The Firearm Licensing Authority (FLA) says it has completed a probe into the circumstances under which a powerful rifle, brought into the island with a Canadian sport shooting team earlier this year, was believed to have been sold to a member of the Jamaica Rifle Association (JRA).
An FLA spokesman told the Jamaica Observer that the results of the investigation, along with a recommendation, will be sent to the board of the authority. However, he opted not to say more in order to “avoid prejudicing the case”, which is being closely watched by licensed firearm holders and dealers who believe an attempt will be made to suppress it.
Late last week the FLA confirmed information from a reliable Jamaica Observer source that it had seized the 7.62 rifle after Customs detected that the Canadian team, on their departure, were one rifle short of the number they were allowed on entry for the competition.
“The person coming in was given an import permit — a temporary permit — to bring the rifle in for the purpose of this competition, and also given the export to leave the country with the gun,” the FLA spokesman said.
“The sole purpose for which the FLA gave authorisation for that weapon was for it to come into the country for competition shooting. A condition of the approval is for it to leave with the owner — that is standard for all competitions,” the FLA spokesman explained.
“The only way the owner could have left his gun in Jamaica is if somebody had purchased it,” the FLA spokesman argued.
He said that after being informed about the breach by Customs, the FLA received a written request from the JRA for the authority to facilitate a transfer of a rifle to another member of the association who was going to buy the weapon.
“When the JRA took the gun from the Canadian man, we didn’t know. When we checked the inventory of the JRA they had no such gun in their possession,” he said, adding that when the FLA pointed that out, the JRA explained how it came to be in possession of the rifle.
“So on that basis we went there immediately and seized the firearm. I doubt whether the executive of the JRA was aware that this was taking place,” the spokesman said, suggesting that only one person was involved.
“It is a criminal act to import a gun into the country for one specific purpose and then sell it. You cannot sell a gun to anyone without first owning it and without FLA approving the ownership of that gun to you,” he said, adding that even though the JRA is a licensed firearms dealer, it cannot buy a gun from anyone without FLA authorisation.
The FLA spokesman said the person whom, it believes, had purchased the rifle, faces the possibility of being charged with illegal possession of firearm, trafficking, as well as aiding and abetting illegal importation of a firearm.
Meanwhile, he said the authority will contact its international partner, the Canadian Government — through the high commission here — on the matter.
Additionally, he said the FLA will be tightening the procedures for all guns brought in for competition. However, he did not give specifics.
“It’s a serious matter and a great cause for concern,” he said.

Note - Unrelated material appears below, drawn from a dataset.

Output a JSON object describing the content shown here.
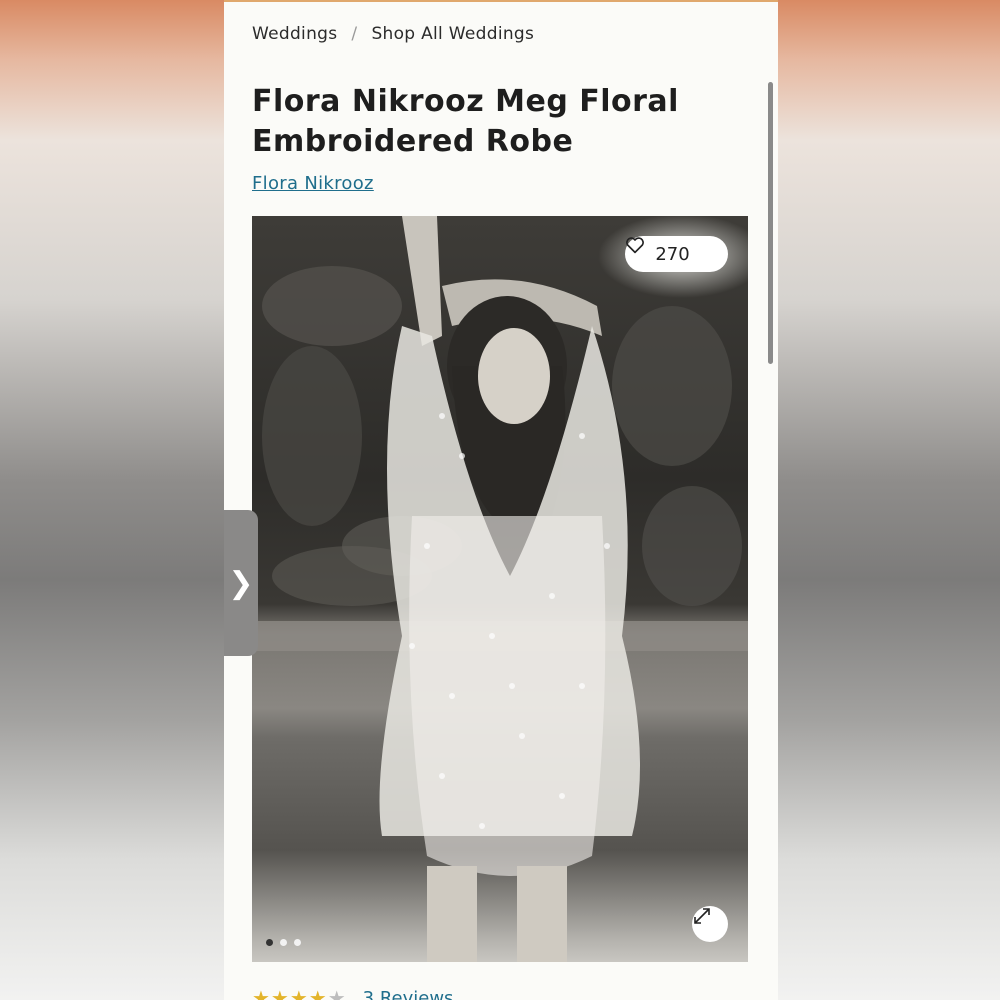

That concern was shared on Saturday by a policeman, and two licensed firearm holders who pointed out to the Sunday Observer that the 7.62 rifle is among the weapons being used by criminals here.
The three, in separate interviews, basically expressed the same sentiment that they are awaiting the outcome of the matter.